Tag Archives: plurality

Elections: If it’s broke, don’t fix it

Our Esteemed Leaders seem to be in the process of backpedaling away from a reform measure on the grounds that the problem hasn’t caused widespread mayhem just yet. In this case, it’s our antiquated way of deciding a gubernatorial election when no single candidate wins a majority. The problem slithered out of the dank recesses of Vermont history when Governor Shumlin barely eked out a plurality win over Scott Milne, and Milne refused to concede. Technically, we didn’t have a governor-elect until a couple hours before his inauguration.

Reminds me of my previous post about vaccines. Well, it’s a common theme in the Legislature. I call it Grandfather’s Lightbulb Syndrome, after the classic joke:

“How many Vermonters does it take to change a light bulb?”

“Change it? That was my grandfather’s light bulb!”

To which I would add, “And nobody’s fallen down the staircase yet!”

Several possible changes to our system have been proposed; all are simple, and any one would prevent future occurrences of a losing candidate fighting on or, worst case, a losing candidate actually winning election in the Legislature. Hey, it’s happened before.

So what will lawmakers do about it?  Sad to say, my money’s on Jack Diddly Squat. Because on issue after issue, they respond to potential problems by saying, “Why lock the barn door? We haven’t lost any horses yet.”

Think I’m too cynical? Take a look at this.

The chair of the Senate Committee on Government Operations said Wednesday she’s not so sure Vermont should amend its constitution to limit the legislature’s role in selecting statewide officeholders.

“We are more seriously looking at whether we need to have a change,” Sen. Jeanette White (D-Windham) said.

Well, Senator, what exactly would convince you that we need to have a change? An actual Constitutional crisis instead of a near-miss?

That’s bad enough, but there’s also this:

After the hearing, White said she remained “confused” about her own position.

“Part of me says it’s fine just the way it is,” she said. “It seems to work. People are elected.”

White’s committee has now held three hearings on the issue. And she’s “confused”? Jeezus H. Christ.

Don’t blame me, Senator, when your horse gets stolen or someone falls down the staircase.

A question for Mahatma the All-Knowing

Dear Mr. Milne,

You have floated the notion that the Legislature ought to drop its traditional practice of electing the top vote-getter in gubernatorial elections in which no candidate won a majority. Instead, you say, lawmakers should act like an Electoral College, casting their votes based on which candidate won their district.

Okay, a completely novel idea that flies in the face of precedent. But it does raise a question.

If a lawmaker represents a district where a single candidate won a majority of votes, then it’s clear that you’d want the lawmaker to reflect the constituency.


What about a district in which no gubernatorial candidate won a majority? Where the top finisher earned a plurality? What should that lawmaker do?

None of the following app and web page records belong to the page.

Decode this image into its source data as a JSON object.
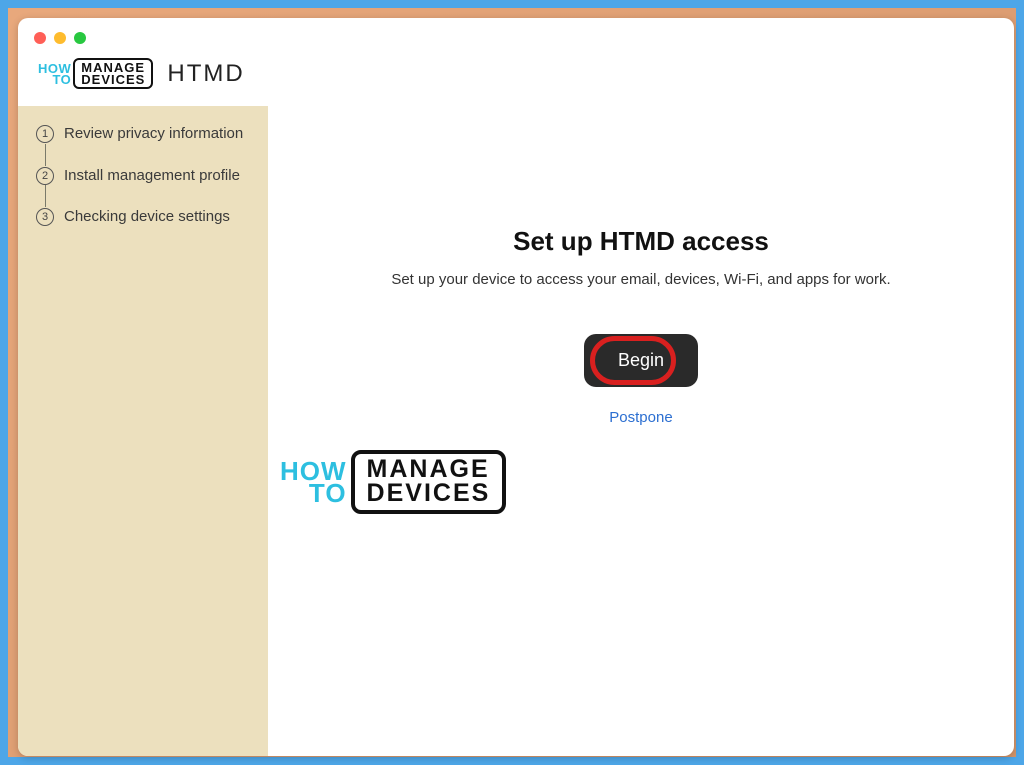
{
  "brand": {
    "how": "HOW",
    "to": "TO",
    "manage": "MANAGE",
    "devices": "DEVICES",
    "title": "HTMD"
  },
  "sidebar": {
    "steps": [
      {
        "num": "1",
        "label": "Review privacy information"
      },
      {
        "num": "2",
        "label": "Install management profile"
      },
      {
        "num": "3",
        "label": "Checking device settings"
      }
    ]
  },
  "main": {
    "title": "Set up HTMD access",
    "subtitle": "Set up your device to access your email, devices, Wi-Fi, and apps for work.",
    "begin_label": "Begin",
    "postpone_label": "Postpone"
  },
  "watermark": {
    "how": "HOW",
    "to": "TO",
    "manage": "MANAGE",
    "devices": "DEVICES"
  }
}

Example: in Washington County, you finished barely ahead of Governor Shumlin. If you only earned a plurality in the county, why should you be entitled to claim the votes of all three state senators?

Your underlying argument is that a plurality does not provide a clear mandate. Stands to reason, then, that a plurality edge in a given county does not constitute a mandate for its senators. Right?

What, then, do those senators do?

If you say “Vote for the plurality winner,” then you are a hypocrite.

The other two options are, (1) those lawmakers should be free to vote their conscience, on whatever grounds they make their decisions, or (2) they should try to cobble together an IRV-style “ideological majority” from their county’s returns and vote for the candidate who earned their imaginary majority.

What we’ve done here is opened a big ol’ can of worms. And I think this is one reason why past lawmakers hewed to the precedent of electing the top vote-getter regardless of party affiliation. (And why, on those rare and ancient occasions they diverged from precedent, there was always something funny about it.)

Now, you being you, I don’t expect a straight answer, just more of your argument-of-convenience, throw-stuff-against-the-wall style of reasoning.

But I thought I’d ask.


John Walters